WASHINGTON, D.C. -- Americans are more than twice as likely to rate the state of moral values in the United States as "poor" rather than as "excellent" or "good." The 43% who say the state of moral values is "poor" is up from last year, but similar to what Gallup measured from 2006 to 2010.
Americans remain largely pessimistic about the direction in which the nation's morals are headed, according to Gallup's annual Values and Beliefs survey, conducted May 3-6. Seventy-three percent of Americans say moral values in the country as a whole are getting worse, up from 69% last year. However, their outlook now is slightly less negative than in 2004 to 2008, when about eight in 10 Americans said moral values were getting worse. Nineteen percent now say values are getting better, and 5% volunteer that they are staying the same.
The net result of these two trends is a slight decline from last year in Americans' perceptions of moral values, but still representing a more positive outlook than from 2006 through 2008. Almost seven in 10 Americans today can be classified as having a negative view of moral values -- based on the percentages who think moral values are only fair or poor and either worsening or staying the same.
Twelve percent have a positive view of morals, saying they are excellent or good and either improving or staying the same. Another 16% fall somewhere in between in their views.
Americans' views on moral values differ by party identification, with 82% of Republicans having negative opinions of U.S. moral values, compared with 72% of independents and 53% of Democrats.
To better understand what Americans mean when they say moral values in the country are getting worse, Gallup asked respondents to describe in their own words the most important problem with the state of moral values in the country today. The resulting verbatim responses were coded into categories.
Americans are most likely to cite a lack of respect or tolerance for other people as the most important problem with moral values. Other frequent responses include the decline of family structure, a lack of religion and faith, and a lack of morals in general.
Few Americans cite divisive social issues such as gay marriage or abortion. Similarly, despite the recent uproar about race relations surrounding the Trayvon Martin case, few say racism or discrimination is the most important moral values problem.
Americans today are slightly more negative in their overall perceptions of the state of moral values in the country than they were last year, though not quite as negative as in the prior seven years. Although Americans are down on the current and future state of moral values, these generally negative opinions are unlikely to influence their vote in the upcoming presidential election. Few Americans cite a moral or social issue as the most important problem facing the country, and moral issues rank far behind other issues when U.S. voters rate the importance of various issues to their vote. Further, Americans' explanations of what they consider to be the most important moral problems facing the country focus on general issues of civility, family structure, religion, and morals in general -- rather than more politically charged issues such as abortion and gay marriage.
Results for this Gallup poll are based on telephone interviews conducted May 3-6, 2012, with a random sample of 1,024 adults, aged 18 and older, living in all 50 U.S. states and the District of Columbia.
For results based on the total sample of national adults, one can say with 95% confidence that the maximum margin of sampling error is ±4 percentage points.
Interviews are conducted with respondents on landline telephones and cellular phones, with interviews conducted in Spanish for respondents who are primarily Spanish-speaking.

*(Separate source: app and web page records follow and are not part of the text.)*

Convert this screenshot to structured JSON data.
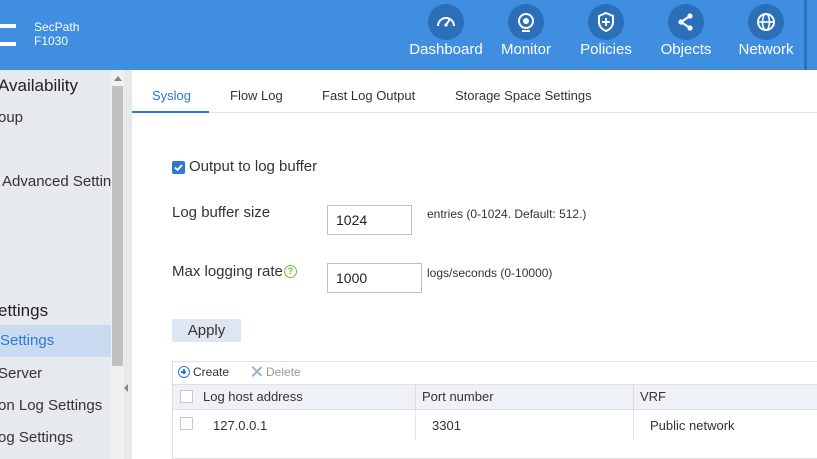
{
  "header": {
    "product_line1": "SecPath",
    "product_line2": "F1030",
    "nav": [
      {
        "label": "Dashboard",
        "icon": "dashboard-gauge-icon"
      },
      {
        "label": "Monitor",
        "icon": "monitor-eye-icon"
      },
      {
        "label": "Policies",
        "icon": "shield-plus-icon"
      },
      {
        "label": "Objects",
        "icon": "share-nodes-icon"
      },
      {
        "label": "Network",
        "icon": "globe-icon"
      }
    ],
    "colors": {
      "bar": "#3f8ee0",
      "icon_bg": "#2a6fb8"
    }
  },
  "sidebar": {
    "items": [
      {
        "label": "Availability"
      },
      {
        "label": "oup"
      },
      {
        "label": "Advanced Settin"
      },
      {
        "label": "ettings"
      },
      {
        "label": "Settings"
      },
      {
        "label": "Server"
      },
      {
        "label": "on Log Settings"
      },
      {
        "label": "og Settings"
      }
    ]
  },
  "tabs": [
    {
      "label": "Syslog"
    },
    {
      "label": "Flow Log"
    },
    {
      "label": "Fast Log Output"
    },
    {
      "label": "Storage Space Settings"
    }
  ],
  "form": {
    "output_to_buffer_label": "Output to log buffer",
    "output_to_buffer_checked": true,
    "buffer_size_label": "Log buffer size",
    "buffer_size_value": "1024",
    "buffer_size_hint": "entries (0-1024. Default: 512.)",
    "max_rate_label": "Max logging rate",
    "max_rate_value": "1000",
    "max_rate_hint": "logs/seconds (0-10000)",
    "apply_label": "Apply"
  },
  "table": {
    "create_label": "Create",
    "delete_label": "Delete",
    "columns": [
      "Log host address",
      "Port number",
      "VRF"
    ],
    "rows": [
      {
        "address": "127.0.0.1",
        "port": "3301",
        "vrf": "Public network"
      }
    ]
  },
  "accent_color": "#2f7ad0"
}
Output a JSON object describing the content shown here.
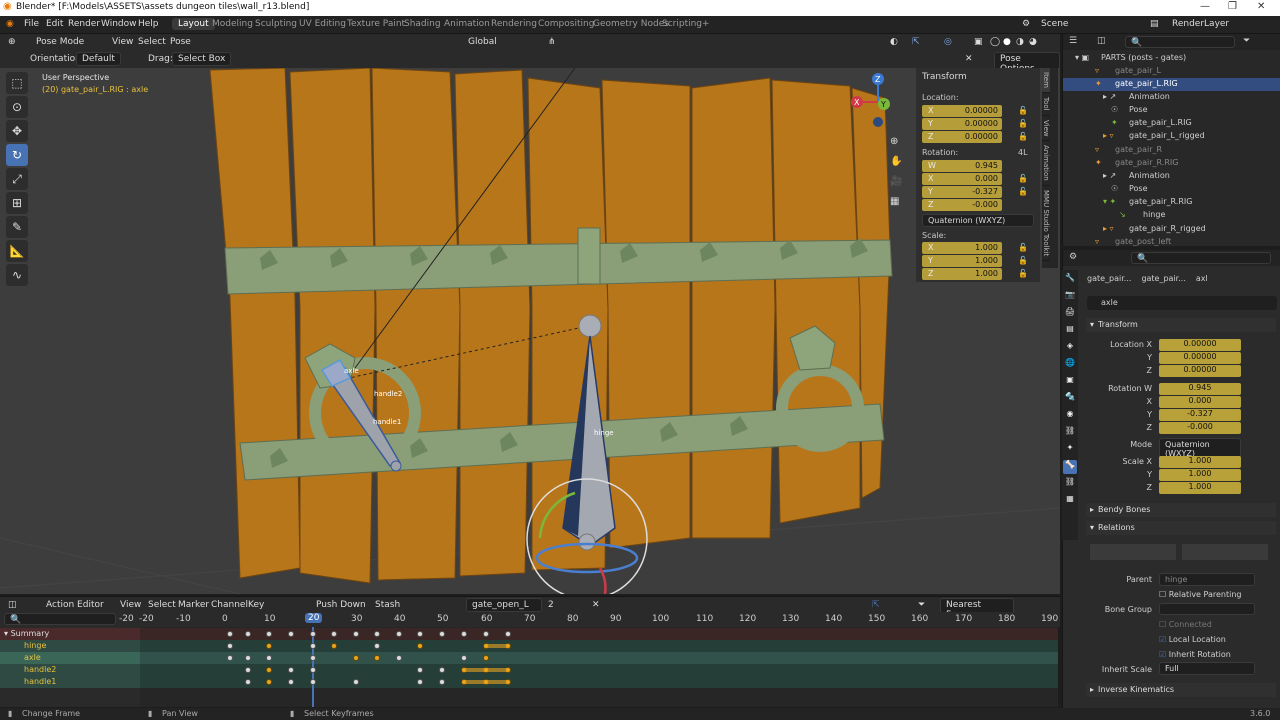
{
  "titlebar": {
    "title": "Blender* [F:\\Models\\ASSETS\\assets dungeon tiles\\wall_r13.blend]"
  },
  "menus": [
    "File",
    "Edit",
    "Render",
    "Window",
    "Help"
  ],
  "workspaces": [
    "Layout",
    "Modeling",
    "Sculpting",
    "UV Editing",
    "Texture Paint",
    "Shading",
    "Animation",
    "Rendering",
    "Compositing",
    "Geometry Nodes",
    "Scripting"
  ],
  "scene": {
    "name": "Scene",
    "render_layer": "RenderLayer"
  },
  "viewport_header": {
    "mode": "Pose Mode",
    "view": "View",
    "select": "Select",
    "pose": "Pose",
    "transform": "Global"
  },
  "viewport_sub": {
    "orientation_label": "Orientation:",
    "orientation": "Default",
    "drag_label": "Drag:",
    "drag": "Select Box",
    "pose_options": "Pose Options"
  },
  "viewport_info": {
    "line1": "User Perspective",
    "line2": "(20) gate_pair_L.RIG : axle"
  },
  "bones": {
    "axle": "axle",
    "handle2": "handle2",
    "handle1": "handle1",
    "hinge": "hinge"
  },
  "npanel": {
    "title": "Transform",
    "location_label": "Location:",
    "location": [
      {
        "axis": "X",
        "value": "0.00000"
      },
      {
        "axis": "Y",
        "value": "0.00000"
      },
      {
        "axis": "Z",
        "value": "0.00000"
      }
    ],
    "rotation_label": "Rotation:",
    "rotation_mode_short": "4L",
    "rotation": [
      {
        "axis": "W",
        "value": "0.945"
      },
      {
        "axis": "X",
        "value": "0.000"
      },
      {
        "axis": "Y",
        "value": "-0.327"
      },
      {
        "axis": "Z",
        "value": "-0.000"
      }
    ],
    "rotation_mode": "Quaternion (WXYZ)",
    "scale_label": "Scale:",
    "scale": [
      {
        "axis": "X",
        "value": "1.000"
      },
      {
        "axis": "Y",
        "value": "1.000"
      },
      {
        "axis": "Z",
        "value": "1.000"
      }
    ],
    "tabs": [
      "Item",
      "Tool",
      "View",
      "Animation",
      "MMU Studio Toolkit"
    ]
  },
  "outliner": {
    "rows": [
      "PARTS (posts - gates)",
      "gate_pair_L",
      "gate_pair_L.RIG",
      "Animation",
      "Pose",
      "gate_pair_L.RIG",
      "gate_pair_L_rigged",
      "gate_pair_R",
      "gate_pair_R.RIG",
      "Animation",
      "Pose",
      "gate_pair_R.RIG",
      "hinge",
      "gate_pair_R_rigged",
      "gate_post_left"
    ]
  },
  "props": {
    "breadcrumb": [
      "gate_pair...",
      "gate_pair...",
      "axl"
    ],
    "bone_name": "axle",
    "transform_title": "Transform",
    "location_labels": [
      "Location X",
      "Y",
      "Z"
    ],
    "location": [
      "0.00000",
      "0.00000",
      "0.00000"
    ],
    "rotation_labels": [
      "Rotation W",
      "X",
      "Y",
      "Z"
    ],
    "rotation": [
      "0.945",
      "0.000",
      "-0.327",
      "-0.000"
    ],
    "mode_label": "Mode",
    "mode": "Quaternion (WXYZ)",
    "scale_labels": [
      "Scale X",
      "Y",
      "Z"
    ],
    "scale": [
      "1.000",
      "1.000",
      "1.000"
    ],
    "bendy": "Bendy Bones",
    "relations": "Relations",
    "parent_label": "Parent",
    "parent": "hinge",
    "relative_parenting": "Relative Parenting",
    "bone_group_label": "Bone Group",
    "connected": "Connected",
    "local_location": "Local Location",
    "inherit_rotation": "Inherit Rotation",
    "inherit_scale_label": "Inherit Scale",
    "inherit_scale": "Full",
    "ik": "Inverse Kinematics"
  },
  "action_editor": {
    "mode": "Action Editor",
    "menus": [
      "View",
      "Select",
      "Marker",
      "Channel",
      "Key"
    ],
    "push_down": "Push Down",
    "stash": "Stash",
    "action": "gate_open_L",
    "users": "2",
    "snap": "Nearest Frame",
    "frames": [
      "-20",
      "-10",
      "0",
      "10",
      "20",
      "30",
      "40",
      "50",
      "60",
      "70",
      "80",
      "90",
      "100",
      "110",
      "120",
      "130",
      "140",
      "150",
      "160",
      "170",
      "180",
      "190"
    ],
    "current_frame": "20",
    "channels": [
      "Summary",
      "hinge",
      "axle",
      "handle2",
      "handle1"
    ]
  },
  "statusbar": {
    "change_frame": "Change Frame",
    "pan_view": "Pan View",
    "select_keyframes": "Select Keyframes",
    "version": "3.6.0"
  },
  "colors": {
    "accent": "#4772b3",
    "field": "#b9a13a",
    "selected_row": "#334d80"
  }
}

Each sample includes a minimum quota of 400 cell phone respondents and 600 landline respondents per 1,000 national adults, with additional minimum quotas among landline respondents by region. Landline telephone numbers are chosen at random among listed telephone numbers. Cell phone numbers are selected using random-digit-dial methods. Landline respondents are chosen at random within each household on the basis of which member had the most recent birthday.
Samples are weighted by gender, age, race, Hispanic ethnicity, education, region, adults in the household, and phone status (cell phone only/landline only/both, cell phone mostly, and having an unlisted landline number). Demographic weighting targets are based on the March 2011 Current Population Survey figures for the aged 18 and older non-institutionalized population living in U.S. telephone households. All reported margins of sampling error include the computed design effects for weighting and sample design.
In addition to sampling error, question wording and practical difficulties in conducting surveys can introduce error or bias into the findings of public opinion polls.
For more details on Gallup's polling methodology, visit www.gallup.com.